  • Legally separated parents should provide a court order when the other parent does not give consent.
  • Where applicable, a death certificate of the other parent registered as a parent of the child on the birth certificate.
  • Where the parents of the child are both deceased and the child is travelling with a relative or another person related to him or her or his or her parents, the Director-General may approve such a person to enter into or depart from the Republic with such a child if death certificates of both parents and a letter of special circumstances are provided.

 

3. Requirements for a person travelling with a child who is not his or her biological child:

  • A copy of the unabridged birth certificate of the child.
  • An affidavit from the parents or legal guardian of the child confirming that he or she has permission to travel with the child.
  • Copies of the identity documents or passports of the parents or legal guardian of the child.
  • The contact details of the parents or legal guardian of the child.
  • Where the parents of the child are both deceased and the child is travelling with a relative or another person related to him or her or his or her parents, the Director-General may approve such a person to enter into or depart from South Africa with such a child if death certificates of both parents and a letter of special circumstances are provided.
  •  

4.Requirements for a minor travelling unaccompanied:

  • Proof of consent from one or both parents or legal guardians, in the form of a letter or affidavit for the child to travel into or depart from South Africa.
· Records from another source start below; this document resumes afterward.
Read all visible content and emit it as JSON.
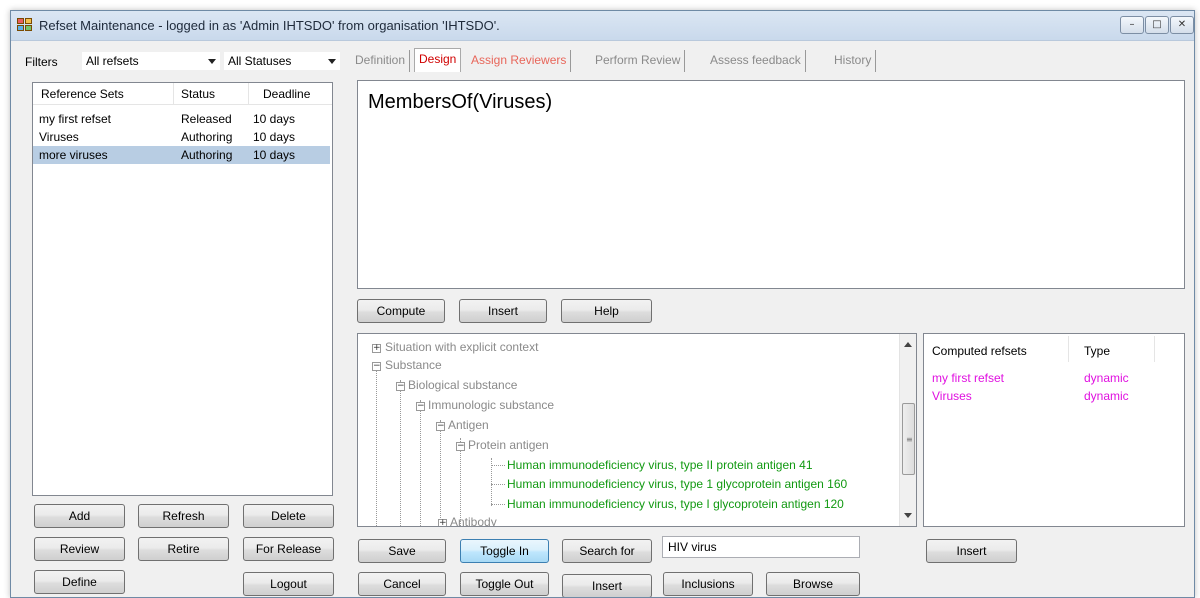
{
  "window": {
    "title": "Refset Maintenance - logged in as 'Admin IHTSDO' from organisation 'IHTSDO'."
  },
  "filters": {
    "label": "Filters",
    "refset_filter": "All refsets",
    "status_filter": "All Statuses"
  },
  "tabs": [
    {
      "label": "Definition"
    },
    {
      "label": "Design"
    },
    {
      "label": "Assign Reviewers"
    },
    {
      "label": "Perform Review"
    },
    {
      "label": "Assess feedback"
    },
    {
      "label": "History"
    }
  ],
  "refset_list": {
    "columns": [
      "Reference Sets",
      "Status",
      "Deadline"
    ],
    "rows": [
      {
        "name": "my first refset",
        "status": "Released",
        "deadline": "10 days"
      },
      {
        "name": "Viruses",
        "status": "Authoring",
        "deadline": "10 days"
      },
      {
        "name": "more viruses",
        "status": "Authoring",
        "deadline": "10 days"
      }
    ],
    "selected_index": 2
  },
  "left_buttons": {
    "add": "Add",
    "refresh": "Refresh",
    "delete": "Delete",
    "review": "Review",
    "retire": "Retire",
    "for_release": "For Release",
    "define": "Define",
    "logout": "Logout"
  },
  "editor": {
    "expression": "MembersOf(Viruses)"
  },
  "editor_buttons": {
    "compute": "Compute",
    "insert": "Insert",
    "help": "Help"
  },
  "tree": {
    "nodes": [
      {
        "label": "Situation with explicit context",
        "expander": "+"
      },
      {
        "label": "Substance",
        "expander": "-"
      },
      {
        "label": "Biological substance",
        "expander": "-"
      },
      {
        "label": "Immunologic substance",
        "expander": "-"
      },
      {
        "label": "Antigen",
        "expander": "-"
      },
      {
        "label": "Protein antigen",
        "expander": "-"
      },
      {
        "label": "Human immunodeficiency virus, type II protein antigen 41"
      },
      {
        "label": "Human immunodeficiency virus, type 1 glycoprotein antigen 160"
      },
      {
        "label": "Human immunodeficiency virus, type I glycoprotein antigen 120"
      },
      {
        "label": "Antibody",
        "expander": "+"
      }
    ]
  },
  "computed_refsets": {
    "columns": [
      "Computed refsets",
      "Type"
    ],
    "rows": [
      {
        "name": "my first refset",
        "type": "dynamic"
      },
      {
        "name": "Viruses",
        "type": "dynamic"
      }
    ],
    "insert_label": "Insert"
  },
  "bottom_buttons": {
    "save": "Save",
    "toggle_in": "Toggle In",
    "search_for": "Search for",
    "cancel": "Cancel",
    "toggle_out": "Toggle Out",
    "insert": "Insert",
    "inclusions": "Inclusions",
    "browse": "Browse"
  },
  "search": {
    "value": "HIV virus"
  },
  "colors": {
    "selected_row": "#b8cde3",
    "active_tab": "#d00000",
    "included_concept": "#119911",
    "computed_refset": "#e010e0"
  }
}
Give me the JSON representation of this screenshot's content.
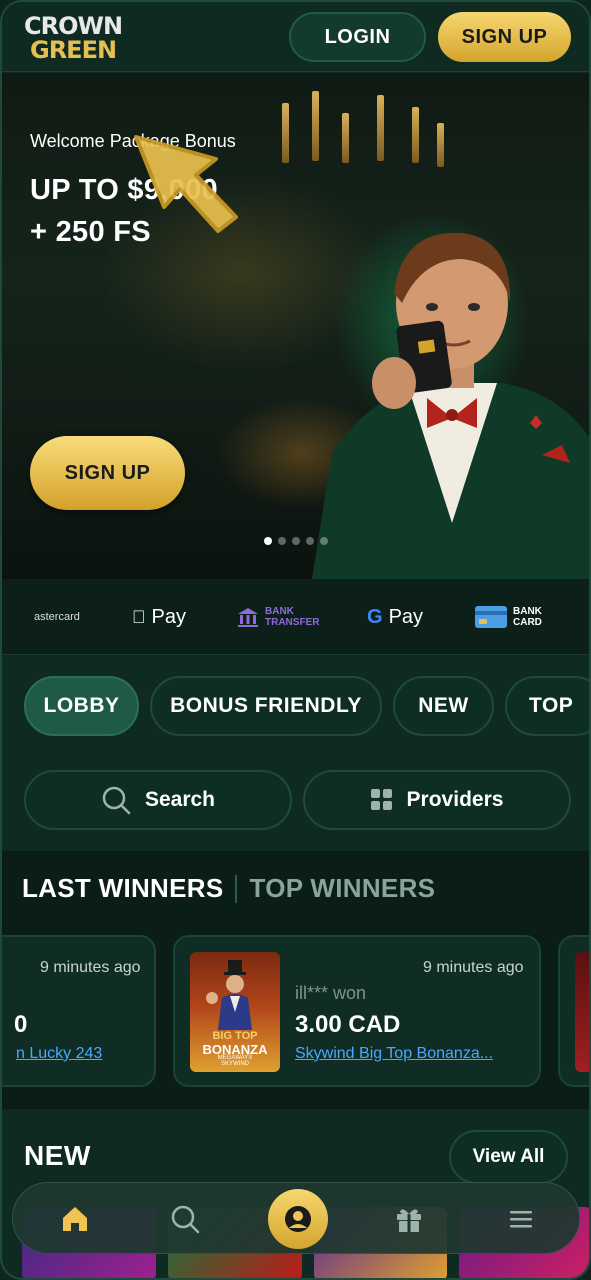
{
  "header": {
    "logo_top": "CROWN",
    "logo_bottom": "GREEN",
    "login_label": "LOGIN",
    "signup_label": "SIGN UP"
  },
  "hero": {
    "subtitle": "Welcome Package Bonus",
    "title_line1": "UP TO $9,000",
    "title_line2": "+ 250 FS",
    "signup_label": "SIGN UP",
    "carousel_dots": 5,
    "carousel_active": 1
  },
  "payments": {
    "mastercard": "astercard",
    "apple_pay": "Pay",
    "bank_transfer_1": "BANK",
    "bank_transfer_2": "TRANSFER",
    "google_pay": "Pay",
    "bank_card_1": "BANK",
    "bank_card_2": "CARD"
  },
  "tabs": [
    "LOBBY",
    "BONUS FRIENDLY",
    "NEW",
    "TOP"
  ],
  "search": {
    "label": "Search",
    "providers_label": "Providers"
  },
  "winners": {
    "tab_last": "LAST WINNERS",
    "tab_top": "TOP WINNERS",
    "cards": [
      {
        "time": "9 minutes ago",
        "amount": "0",
        "game": "n Lucky 243"
      },
      {
        "time": "9 minutes ago",
        "name": "ill*** won",
        "amount": "3.00 CAD",
        "game": "Skywind Big Top Bonanza...",
        "thumb_title1": "BIG TOP",
        "thumb_title2": "BONANZA",
        "thumb_title3": "MEGAWAYS",
        "thumb_title4": "SKYWIND"
      }
    ]
  },
  "new_section": {
    "title": "NEW",
    "view_all_label": "View All"
  },
  "colors": {
    "accent_gold": "#e6bf52",
    "bg_dark_green": "#0f2a22",
    "link_blue": "#4aa8ff"
  },
  "nav": {
    "icons": [
      "home-icon",
      "search-icon",
      "user-icon",
      "gift-icon",
      "menu-icon"
    ]
  }
}
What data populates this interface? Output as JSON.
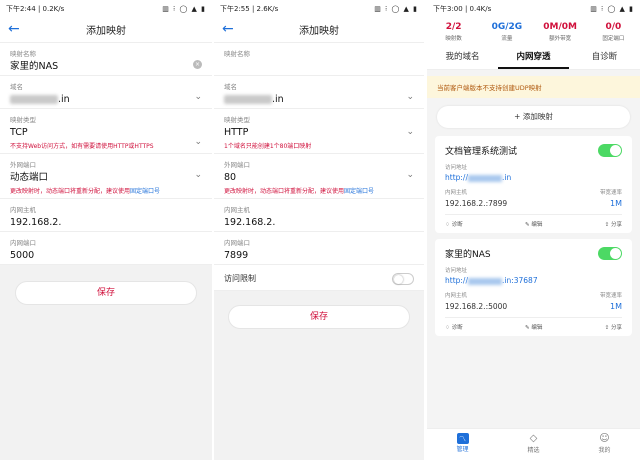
{
  "phone1": {
    "status_time": "下午2:44 | 0.2K/s",
    "status_right": "▥ ⁝ ◯ ▲ ▮",
    "title": "添加映射",
    "name_label": "映射名称",
    "name_value": "家里的NAS",
    "domain_label": "域名",
    "domain_suffix": ".in",
    "type_label": "映射类型",
    "type_value": "TCP",
    "type_hint": "不支持Web访问方式，如有需要请使用HTTP或HTTPS",
    "ext_port_label": "外网端口",
    "ext_port_value": "动态端口",
    "ext_hint": "更改映射时，动态端口将重新分配，建议使用",
    "ext_hint_link": "固定端口号",
    "host_label": "内网主机",
    "host_value": "192.168.2.",
    "port_label": "内网端口",
    "port_value": "5000",
    "save_label": "保存"
  },
  "phone2": {
    "status_time": "下午2:55 | 2.6K/s",
    "status_right": "▥ ⁝ ◯ ▲ ▮",
    "title": "添加映射",
    "name_label": "映射名称",
    "domain_label": "域名",
    "domain_suffix": ".in",
    "type_label": "映射类型",
    "type_value": "HTTP",
    "type_hint": "1个域名只能创建1个80端口映射",
    "ext_port_label": "外网端口",
    "ext_port_value": "80",
    "ext_hint": "更改映射时，动态端口将重新分配，建议使用",
    "ext_hint_link": "固定端口号",
    "host_label": "内网主机",
    "host_value": "192.168.2.",
    "port_label": "内网端口",
    "port_value": "7899",
    "access_label": "访问限制",
    "save_label": "保存"
  },
  "phone3": {
    "status_time": "下午3:00 | 0.4K/s",
    "status_right": "▥ ⁝ ◯ ▲ ▮",
    "stats": [
      {
        "num": "2/2",
        "cap": "映射数"
      },
      {
        "num": "0G/2G",
        "cap": "流量"
      },
      {
        "num": "0M/0M",
        "cap": "额外带宽"
      },
      {
        "num": "0/0",
        "cap": "固定端口"
      }
    ],
    "tabs": [
      "我的域名",
      "内网穿透",
      "自诊断"
    ],
    "notice": "当前客户端版本不支持创建UDP映射",
    "add_label": "+ 添加映射",
    "card1": {
      "name": "文档管理系统测试",
      "access_label": "访问地址",
      "url_prefix": "http://",
      "url_suffix": ".in",
      "host_label": "内网主机",
      "bw_label": "带宽速率",
      "host_value": "192.168.2.",
      "host_port": ":7899",
      "bw_value": "1M",
      "act_diag": "诊断",
      "act_edit": "编辑",
      "act_share": "分享"
    },
    "card2": {
      "name": "家里的NAS",
      "access_label": "访问地址",
      "url_prefix": "http://",
      "url_suffix": ".in:37687",
      "host_label": "内网主机",
      "bw_label": "带宽速率",
      "host_value": "192.168.2.",
      "host_port": ":5000",
      "bw_value": "1M",
      "act_diag": "诊断",
      "act_edit": "编辑",
      "act_share": "分享"
    },
    "bottom": [
      "管理",
      "精选",
      "我的"
    ]
  },
  "colors": {
    "accent": "#1e6fd9",
    "danger": "#d0113c",
    "switch_on": "#4cd964"
  }
}
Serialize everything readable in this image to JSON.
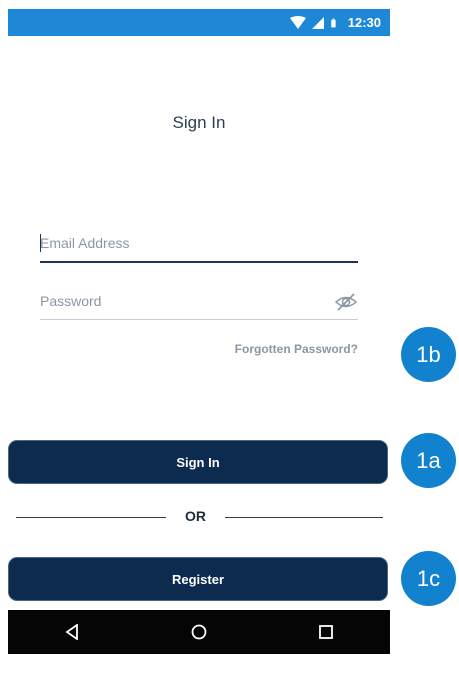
{
  "status_bar": {
    "time": "12:30",
    "icons": [
      "wifi-icon",
      "signal-icon",
      "battery-icon"
    ],
    "color": "#1e88d6"
  },
  "screen": {
    "title": "Sign In"
  },
  "form": {
    "email_placeholder": "Email Address",
    "password_placeholder": "Password",
    "forgot_label": "Forgotten Password?"
  },
  "actions": {
    "signin_label": "Sign In",
    "divider_label": "OR",
    "register_label": "Register",
    "button_color": "#0d2b4f"
  },
  "nav_bar": {
    "icons": [
      "back-icon",
      "home-icon",
      "recents-icon"
    ]
  },
  "callouts": {
    "c1b": "1b",
    "c1a": "1a",
    "c1c": "1c",
    "color": "#1282cf"
  }
}
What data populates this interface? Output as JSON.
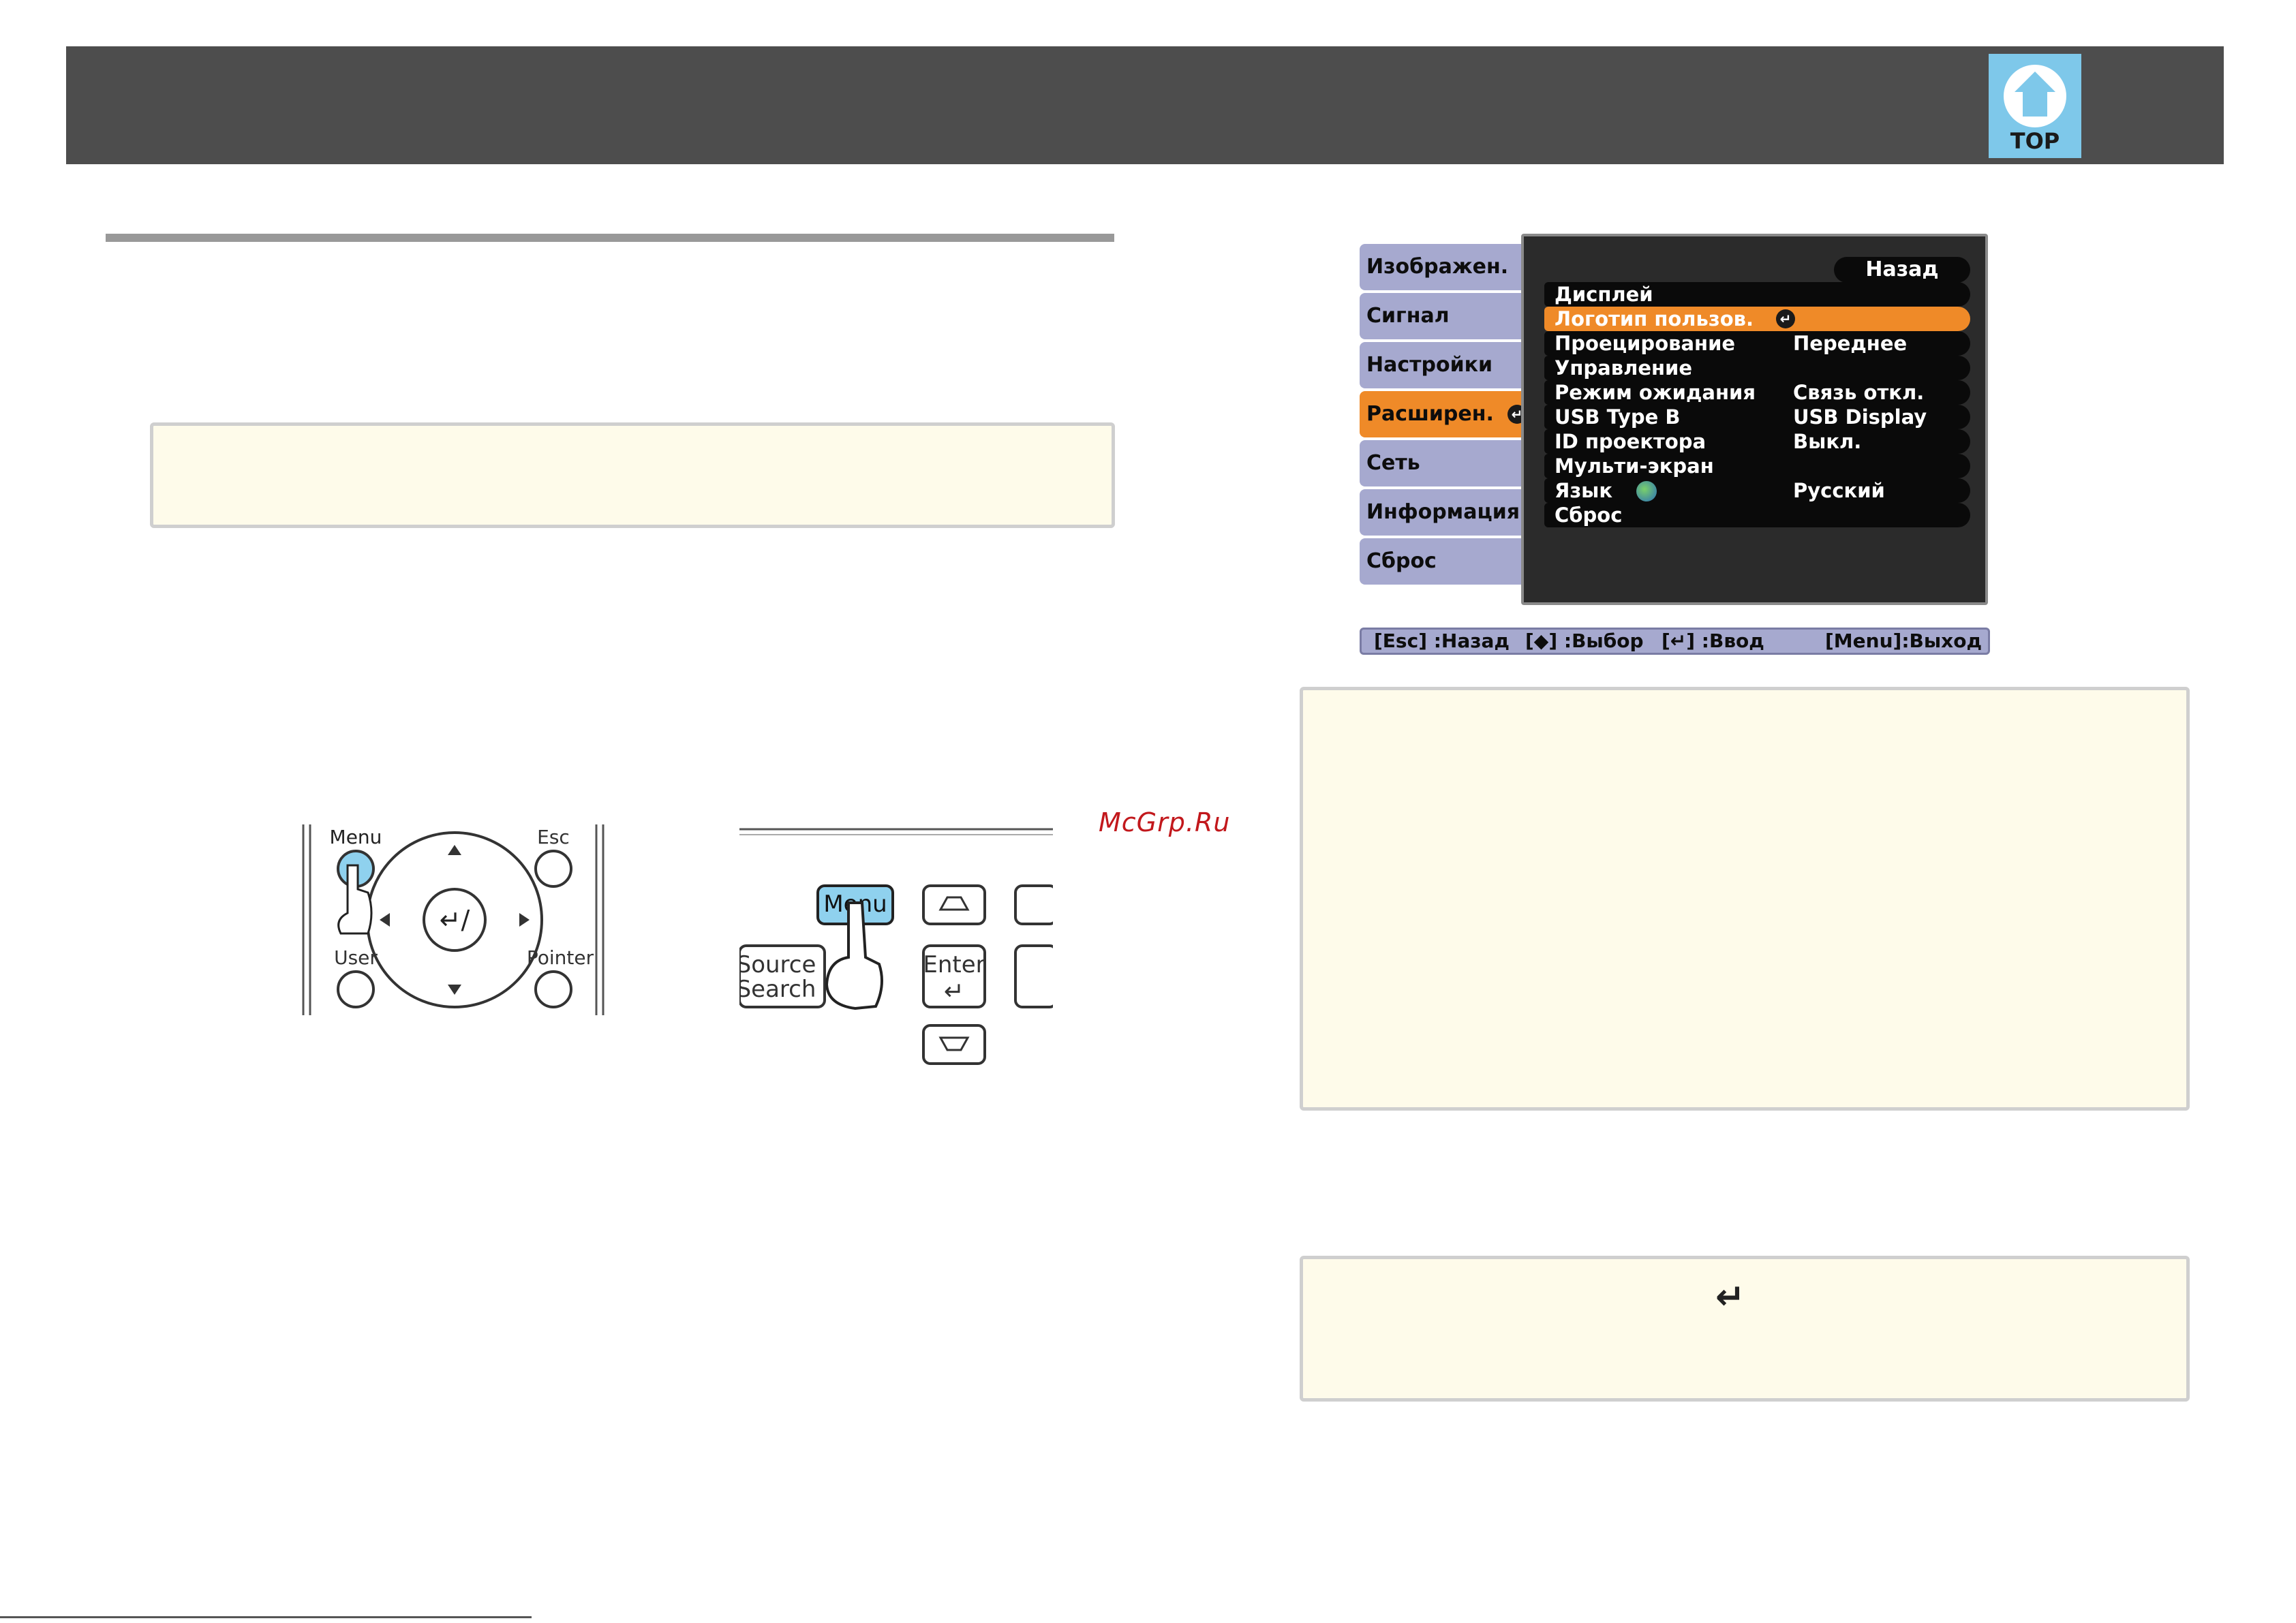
{
  "header": {
    "logo_label": "TOP"
  },
  "menu_screenshot": {
    "categories": [
      {
        "label": "Изображен."
      },
      {
        "label": "Сигнал"
      },
      {
        "label": "Настройки"
      },
      {
        "label": "Расширен."
      },
      {
        "label": "Сеть"
      },
      {
        "label": "Информация"
      },
      {
        "label": "Сброс"
      }
    ],
    "active_category": "Расширен.",
    "back_label": "Назад",
    "rows": [
      {
        "label": "Дисплей",
        "value": ""
      },
      {
        "label": "Логотип пользов.",
        "value": ""
      },
      {
        "label": "Проецирование",
        "value": "Переднее"
      },
      {
        "label": "Управление",
        "value": ""
      },
      {
        "label": "Режим ожидания",
        "value": "Связь откл."
      },
      {
        "label": "USB Type B",
        "value": "USB Display"
      },
      {
        "label": "ID проектора",
        "value": "Выкл."
      },
      {
        "label": "Мульти-экран",
        "value": ""
      },
      {
        "label": "Язык",
        "value": "Русский"
      },
      {
        "label": "Сброс",
        "value": ""
      }
    ],
    "highlighted_row": "Логотип пользов.",
    "hints": {
      "esc": "[Esc] :Назад",
      "select": "[◆] :Выбор",
      "enter": "[↵] :Ввод",
      "menu": "[Menu]:Выход"
    },
    "colors": {
      "highlight": "#ef8a28",
      "category_bg": "#a6a9cf",
      "panel_bg": "#2b2b2b"
    }
  },
  "remote_illustration": {
    "menu_label": "Menu",
    "esc_label": "Esc",
    "user_label": "User",
    "pointer_label": "Pointer"
  },
  "panel_illustration": {
    "menu_label": "Menu",
    "source_label_1": "Source",
    "source_label_2": "Search",
    "enter_label": "Enter"
  },
  "watermark": "McGrp.Ru"
}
In the case where one parent provides proof of consent, a copy of a court order must also be provided, stating he or she has been granted full parental responsibilities and rights.
  • The contact details of the parents or legal guardian of the child.
  • A guardianship letter from the person who is to receive the child in South Africa containing his or her residential address and contact details in South Africa where the child will be residing.
  • A copy of the identity document/valid passport and visa/permanent residence permit of the person receiving the child in South Africa.

5. PLEASE NOTE:

  • In South Africa, a minor is classified as a person under 18 years.
  • These regulations apply to all travellers (South African and foreign), on departure as well as arrival.
  • In the case of foreign countries that do not issue unabridged birth certificates, a letter to this effect issued by the relevant authority of the foreign country should be produced.
  • All documents must be originals, or copies certified as a true copy of the original, by a commissioner of oaths (or the equivalent commissioning authority in the country concerned).
  • For unaccompanied minors, the guardianship letter and supporting documentation is supplied by a designated member of staff at EC Cape Town.